• [What you should do]
Below are the data; count the lines with the string "true" in them and give that number only.

• [Material for this exercise]
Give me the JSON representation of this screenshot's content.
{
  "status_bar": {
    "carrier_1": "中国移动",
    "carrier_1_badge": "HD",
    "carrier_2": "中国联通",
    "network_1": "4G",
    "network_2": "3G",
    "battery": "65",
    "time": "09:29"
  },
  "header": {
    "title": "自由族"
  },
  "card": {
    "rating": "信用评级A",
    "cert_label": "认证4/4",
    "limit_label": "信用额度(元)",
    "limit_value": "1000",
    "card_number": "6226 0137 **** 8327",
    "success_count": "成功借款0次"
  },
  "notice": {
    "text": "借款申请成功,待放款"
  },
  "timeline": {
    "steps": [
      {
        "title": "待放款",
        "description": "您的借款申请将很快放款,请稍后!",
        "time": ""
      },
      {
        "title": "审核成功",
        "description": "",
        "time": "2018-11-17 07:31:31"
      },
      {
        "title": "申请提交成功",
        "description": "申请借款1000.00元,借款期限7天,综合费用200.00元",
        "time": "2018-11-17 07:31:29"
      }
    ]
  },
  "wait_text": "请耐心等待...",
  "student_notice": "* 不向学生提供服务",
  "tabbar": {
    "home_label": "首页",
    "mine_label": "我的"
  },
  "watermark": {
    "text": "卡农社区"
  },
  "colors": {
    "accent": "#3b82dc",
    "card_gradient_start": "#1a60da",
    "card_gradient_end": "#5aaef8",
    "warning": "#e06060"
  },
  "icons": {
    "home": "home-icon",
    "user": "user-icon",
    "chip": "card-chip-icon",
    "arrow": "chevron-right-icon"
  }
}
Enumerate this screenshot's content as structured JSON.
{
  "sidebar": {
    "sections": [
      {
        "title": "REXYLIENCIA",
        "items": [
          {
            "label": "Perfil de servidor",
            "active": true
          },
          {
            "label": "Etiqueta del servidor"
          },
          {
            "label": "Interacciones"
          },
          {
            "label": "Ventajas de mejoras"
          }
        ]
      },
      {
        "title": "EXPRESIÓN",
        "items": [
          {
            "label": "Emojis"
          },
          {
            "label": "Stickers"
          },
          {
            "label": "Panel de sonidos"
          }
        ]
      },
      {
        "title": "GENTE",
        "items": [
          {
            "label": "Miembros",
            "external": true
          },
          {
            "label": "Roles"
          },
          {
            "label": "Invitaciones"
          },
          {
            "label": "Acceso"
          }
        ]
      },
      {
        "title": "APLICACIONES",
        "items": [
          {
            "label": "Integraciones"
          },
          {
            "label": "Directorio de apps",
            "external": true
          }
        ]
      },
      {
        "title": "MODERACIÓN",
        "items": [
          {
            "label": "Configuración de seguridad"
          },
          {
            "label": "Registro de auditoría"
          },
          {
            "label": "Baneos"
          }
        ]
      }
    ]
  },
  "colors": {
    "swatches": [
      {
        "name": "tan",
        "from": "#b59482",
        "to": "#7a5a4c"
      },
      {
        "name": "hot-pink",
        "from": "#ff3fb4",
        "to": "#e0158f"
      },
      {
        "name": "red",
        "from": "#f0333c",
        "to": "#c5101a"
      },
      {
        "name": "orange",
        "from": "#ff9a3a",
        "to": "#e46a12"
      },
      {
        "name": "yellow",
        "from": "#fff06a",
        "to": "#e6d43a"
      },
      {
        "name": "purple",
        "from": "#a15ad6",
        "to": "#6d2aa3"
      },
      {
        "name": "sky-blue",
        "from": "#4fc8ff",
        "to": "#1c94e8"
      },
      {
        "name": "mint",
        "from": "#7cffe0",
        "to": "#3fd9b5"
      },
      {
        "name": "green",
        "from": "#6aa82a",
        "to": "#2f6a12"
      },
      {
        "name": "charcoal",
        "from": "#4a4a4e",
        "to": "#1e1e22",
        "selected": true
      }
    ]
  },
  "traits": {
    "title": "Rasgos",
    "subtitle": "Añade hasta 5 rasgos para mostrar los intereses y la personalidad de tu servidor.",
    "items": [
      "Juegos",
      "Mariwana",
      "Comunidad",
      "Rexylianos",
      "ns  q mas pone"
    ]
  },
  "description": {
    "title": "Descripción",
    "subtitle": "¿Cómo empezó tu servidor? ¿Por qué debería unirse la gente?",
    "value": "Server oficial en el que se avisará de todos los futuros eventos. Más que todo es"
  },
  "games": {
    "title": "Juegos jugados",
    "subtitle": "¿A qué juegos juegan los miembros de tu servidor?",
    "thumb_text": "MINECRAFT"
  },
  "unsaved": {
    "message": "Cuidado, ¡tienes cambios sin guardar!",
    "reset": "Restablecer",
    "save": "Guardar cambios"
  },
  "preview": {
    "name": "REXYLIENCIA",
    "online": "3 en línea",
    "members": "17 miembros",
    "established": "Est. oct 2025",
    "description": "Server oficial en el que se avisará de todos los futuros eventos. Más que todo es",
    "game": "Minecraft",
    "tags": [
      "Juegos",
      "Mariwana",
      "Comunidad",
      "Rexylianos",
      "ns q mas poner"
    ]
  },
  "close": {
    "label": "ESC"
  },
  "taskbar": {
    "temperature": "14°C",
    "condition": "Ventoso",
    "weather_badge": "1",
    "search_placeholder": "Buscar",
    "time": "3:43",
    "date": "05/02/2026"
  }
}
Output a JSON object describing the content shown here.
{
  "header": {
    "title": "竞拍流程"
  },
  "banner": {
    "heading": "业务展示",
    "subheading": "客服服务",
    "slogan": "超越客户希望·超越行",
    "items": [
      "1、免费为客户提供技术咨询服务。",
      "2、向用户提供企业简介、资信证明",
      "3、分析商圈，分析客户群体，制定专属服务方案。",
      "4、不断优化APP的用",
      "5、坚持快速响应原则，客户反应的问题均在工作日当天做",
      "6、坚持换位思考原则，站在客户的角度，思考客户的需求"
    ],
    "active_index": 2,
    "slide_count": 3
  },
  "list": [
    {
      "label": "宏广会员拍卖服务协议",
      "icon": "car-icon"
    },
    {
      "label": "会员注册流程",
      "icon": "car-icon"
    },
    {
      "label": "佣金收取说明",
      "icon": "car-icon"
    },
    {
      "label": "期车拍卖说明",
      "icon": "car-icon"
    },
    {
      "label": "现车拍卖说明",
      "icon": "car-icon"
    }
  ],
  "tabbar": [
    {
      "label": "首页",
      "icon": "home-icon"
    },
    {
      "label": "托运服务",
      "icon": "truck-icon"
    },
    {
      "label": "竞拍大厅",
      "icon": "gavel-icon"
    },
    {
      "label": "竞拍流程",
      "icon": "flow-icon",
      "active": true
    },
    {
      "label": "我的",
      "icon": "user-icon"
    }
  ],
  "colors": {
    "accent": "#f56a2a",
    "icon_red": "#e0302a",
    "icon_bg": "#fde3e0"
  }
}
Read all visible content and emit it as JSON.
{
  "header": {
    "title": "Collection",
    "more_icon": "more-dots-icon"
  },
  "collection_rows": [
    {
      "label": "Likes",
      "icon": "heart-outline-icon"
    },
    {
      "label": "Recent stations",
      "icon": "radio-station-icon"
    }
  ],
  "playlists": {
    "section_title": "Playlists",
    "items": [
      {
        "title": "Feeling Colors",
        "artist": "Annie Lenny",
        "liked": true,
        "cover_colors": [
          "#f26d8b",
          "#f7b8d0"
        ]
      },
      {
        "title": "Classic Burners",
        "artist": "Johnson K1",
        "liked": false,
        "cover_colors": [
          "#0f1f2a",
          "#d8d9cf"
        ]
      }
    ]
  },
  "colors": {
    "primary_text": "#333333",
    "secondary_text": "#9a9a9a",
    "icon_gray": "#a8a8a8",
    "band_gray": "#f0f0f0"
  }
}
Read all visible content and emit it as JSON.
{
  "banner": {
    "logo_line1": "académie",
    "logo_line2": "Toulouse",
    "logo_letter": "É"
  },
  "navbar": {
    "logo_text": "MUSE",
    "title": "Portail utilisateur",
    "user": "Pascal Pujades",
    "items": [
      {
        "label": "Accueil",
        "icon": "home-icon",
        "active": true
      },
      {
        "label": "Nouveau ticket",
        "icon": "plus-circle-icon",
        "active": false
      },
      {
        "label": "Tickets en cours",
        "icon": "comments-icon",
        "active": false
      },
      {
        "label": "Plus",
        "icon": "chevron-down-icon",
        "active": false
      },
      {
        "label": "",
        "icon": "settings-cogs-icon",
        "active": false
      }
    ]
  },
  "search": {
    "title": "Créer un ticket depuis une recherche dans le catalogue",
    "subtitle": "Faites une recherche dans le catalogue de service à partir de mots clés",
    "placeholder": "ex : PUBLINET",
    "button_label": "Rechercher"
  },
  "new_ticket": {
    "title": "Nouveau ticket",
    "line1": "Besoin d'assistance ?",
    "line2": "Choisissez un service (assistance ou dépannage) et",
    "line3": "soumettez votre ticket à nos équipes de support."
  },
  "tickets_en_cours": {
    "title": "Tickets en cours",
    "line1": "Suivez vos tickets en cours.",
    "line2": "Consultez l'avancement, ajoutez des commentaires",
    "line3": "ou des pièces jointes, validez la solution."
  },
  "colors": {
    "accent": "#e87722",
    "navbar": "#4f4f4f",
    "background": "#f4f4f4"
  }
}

• [The answer]
7